Study material:
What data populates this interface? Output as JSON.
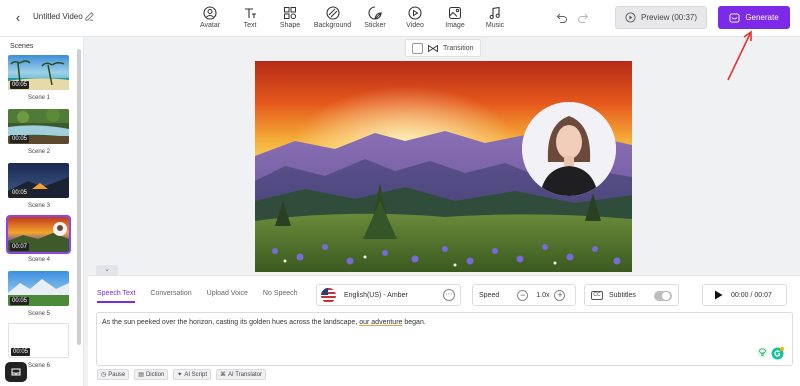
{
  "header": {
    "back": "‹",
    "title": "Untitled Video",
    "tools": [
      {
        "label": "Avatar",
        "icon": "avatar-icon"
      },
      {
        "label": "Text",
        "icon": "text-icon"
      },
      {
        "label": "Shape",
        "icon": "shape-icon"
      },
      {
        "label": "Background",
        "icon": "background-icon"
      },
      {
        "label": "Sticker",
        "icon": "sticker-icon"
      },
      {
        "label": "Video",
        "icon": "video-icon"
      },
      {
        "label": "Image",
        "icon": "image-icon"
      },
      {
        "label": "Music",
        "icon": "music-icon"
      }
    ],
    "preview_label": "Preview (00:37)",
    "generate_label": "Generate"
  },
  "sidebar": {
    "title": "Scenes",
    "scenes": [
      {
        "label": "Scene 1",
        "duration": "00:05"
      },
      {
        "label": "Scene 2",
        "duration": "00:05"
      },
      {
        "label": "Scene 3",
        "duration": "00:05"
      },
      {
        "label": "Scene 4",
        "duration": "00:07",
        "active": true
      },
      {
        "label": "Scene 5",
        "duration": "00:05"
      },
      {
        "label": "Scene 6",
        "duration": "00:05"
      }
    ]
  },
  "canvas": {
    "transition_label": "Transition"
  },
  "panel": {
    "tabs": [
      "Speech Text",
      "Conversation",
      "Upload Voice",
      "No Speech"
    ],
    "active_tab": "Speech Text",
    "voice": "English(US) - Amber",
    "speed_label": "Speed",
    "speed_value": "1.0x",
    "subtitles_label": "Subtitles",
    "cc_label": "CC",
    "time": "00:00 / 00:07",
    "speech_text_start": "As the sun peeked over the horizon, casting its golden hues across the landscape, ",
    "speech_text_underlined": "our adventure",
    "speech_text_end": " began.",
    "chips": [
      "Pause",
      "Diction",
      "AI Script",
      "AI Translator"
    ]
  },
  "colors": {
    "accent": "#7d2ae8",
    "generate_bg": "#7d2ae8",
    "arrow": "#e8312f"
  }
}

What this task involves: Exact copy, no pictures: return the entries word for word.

Response box:
What data populates this interface? Output as JSON.
{
  "header": {
    "back": "‹",
    "title": "Untitled Video",
    "tools": [
      {
        "label": "Avatar",
        "icon": "avatar-icon"
      },
      {
        "label": "Text",
        "icon": "text-icon"
      },
      {
        "label": "Shape",
        "icon": "shape-icon"
      },
      {
        "label": "Background",
        "icon": "background-icon"
      },
      {
        "label": "Sticker",
        "icon": "sticker-icon"
      },
      {
        "label": "Video",
        "icon": "video-icon"
      },
      {
        "label": "Image",
        "icon": "image-icon"
      },
      {
        "label": "Music",
        "icon": "music-icon"
      }
    ],
    "preview_label": "Preview (00:37)",
    "generate_label": "Generate"
  },
  "sidebar": {
    "title": "Scenes",
    "scenes": [
      {
        "label": "Scene 1",
        "duration": "00:05"
      },
      {
        "label": "Scene 2",
        "duration": "00:05"
      },
      {
        "label": "Scene 3",
        "duration": "00:05"
      },
      {
        "label": "Scene 4",
        "duration": "00:07",
        "active": true
      },
      {
        "label": "Scene 5",
        "duration": "00:05"
      },
      {
        "label": "Scene 6",
        "duration": "00:05"
      }
    ]
  },
  "canvas": {
    "transition_label": "Transition"
  },
  "panel": {
    "tabs": [
      "Speech Text",
      "Conversation",
      "Upload Voice",
      "No Speech"
    ],
    "active_tab": "Speech Text",
    "voice": "English(US) - Amber",
    "speed_label": "Speed",
    "speed_value": "1.0x",
    "subtitles_label": "Subtitles",
    "cc_label": "CC",
    "time": "00:00 / 00:07",
    "speech_text_start": "As the sun peeked over the horizon, casting its golden hues across the landscape, ",
    "speech_text_underlined": "our adventure",
    "speech_text_end": " began.",
    "chips": [
      "Pause",
      "Diction",
      "AI Script",
      "AI Translator"
    ]
  },
  "colors": {
    "accent": "#7d2ae8",
    "generate_bg": "#7d2ae8",
    "arrow": "#e8312f"
  }
}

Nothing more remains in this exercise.